Without changing a single character, write out every record below.

· · · ·

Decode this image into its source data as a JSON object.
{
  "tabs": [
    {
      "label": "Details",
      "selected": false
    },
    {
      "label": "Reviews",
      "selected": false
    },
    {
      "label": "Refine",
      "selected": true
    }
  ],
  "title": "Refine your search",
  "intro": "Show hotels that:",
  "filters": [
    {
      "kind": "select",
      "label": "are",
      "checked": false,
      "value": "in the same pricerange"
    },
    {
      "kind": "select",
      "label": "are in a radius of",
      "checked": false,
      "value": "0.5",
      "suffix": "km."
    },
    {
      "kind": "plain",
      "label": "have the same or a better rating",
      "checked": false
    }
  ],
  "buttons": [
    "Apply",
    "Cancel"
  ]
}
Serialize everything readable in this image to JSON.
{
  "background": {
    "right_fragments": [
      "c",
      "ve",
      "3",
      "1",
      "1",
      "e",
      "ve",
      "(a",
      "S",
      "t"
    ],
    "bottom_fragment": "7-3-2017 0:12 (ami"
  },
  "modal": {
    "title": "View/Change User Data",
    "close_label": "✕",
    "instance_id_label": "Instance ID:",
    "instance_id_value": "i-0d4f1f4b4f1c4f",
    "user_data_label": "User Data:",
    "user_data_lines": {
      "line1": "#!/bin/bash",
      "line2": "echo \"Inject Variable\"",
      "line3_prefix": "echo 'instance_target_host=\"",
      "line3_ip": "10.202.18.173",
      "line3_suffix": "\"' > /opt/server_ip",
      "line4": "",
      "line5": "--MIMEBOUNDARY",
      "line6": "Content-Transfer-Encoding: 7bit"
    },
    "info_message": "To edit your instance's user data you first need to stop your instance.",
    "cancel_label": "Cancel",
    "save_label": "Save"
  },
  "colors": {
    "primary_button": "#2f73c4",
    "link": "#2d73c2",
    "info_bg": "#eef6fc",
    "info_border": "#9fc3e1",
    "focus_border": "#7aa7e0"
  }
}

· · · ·

__SOLUTION__:
Decode this image into its source data as a JSON object.
{
  "tabs": [
    {
      "label": "Details",
      "selected": false
    },
    {
      "label": "Reviews",
      "selected": false
    },
    {
      "label": "Refine",
      "selected": true
    }
  ],
  "title": "Refine your search",
  "intro": "Show hotels that:",
  "filters": [
    {
      "kind": "select",
      "label": "are",
      "checked": false,
      "value": "in the same pricerange"
    },
    {
      "kind": "select",
      "label": "are in a radius of",
      "checked": false,
      "value": "0.5",
      "suffix": "km."
    },
    {
      "kind": "plain",
      "label": "have the same or a better rating",
      "checked": false
    }
  ],
  "buttons": [
    "Apply",
    "Cancel"
  ]
}
Serialize everything readable in this image to JSON.
{
  "background": {
    "right_fragments": [
      "c",
      "ve",
      "3",
      "1",
      "1",
      "e",
      "ve",
      "(a",
      "S",
      "t"
    ],
    "bottom_fragment": "7-3-2017 0:12 (ami"
  },
  "modal": {
    "title": "View/Change User Data",
    "close_label": "✕",
    "instance_id_label": "Instance ID:",
    "instance_id_value": "i-0d4f1f4b4f1c4f",
    "user_data_label": "User Data:",
    "user_data_lines": {
      "line1": "#!/bin/bash",
      "line2": "echo \"Inject Variable\"",
      "line3_prefix": "echo 'instance_target_host=\"",
      "line3_ip": "10.202.18.173",
      "line3_suffix": "\"' > /opt/server_ip",
      "line4": "",
      "line5": "--MIMEBOUNDARY",
      "line6": "Content-Transfer-Encoding: 7bit"
    },
    "info_message": "To edit your instance's user data you first need to stop your instance.",
    "cancel_label": "Cancel",
    "save_label": "Save"
  },
  "colors": {
    "primary_button": "#2f73c4",
    "link": "#2d73c2",
    "info_bg": "#eef6fc",
    "info_border": "#9fc3e1",
    "focus_border": "#7aa7e0"
  }
}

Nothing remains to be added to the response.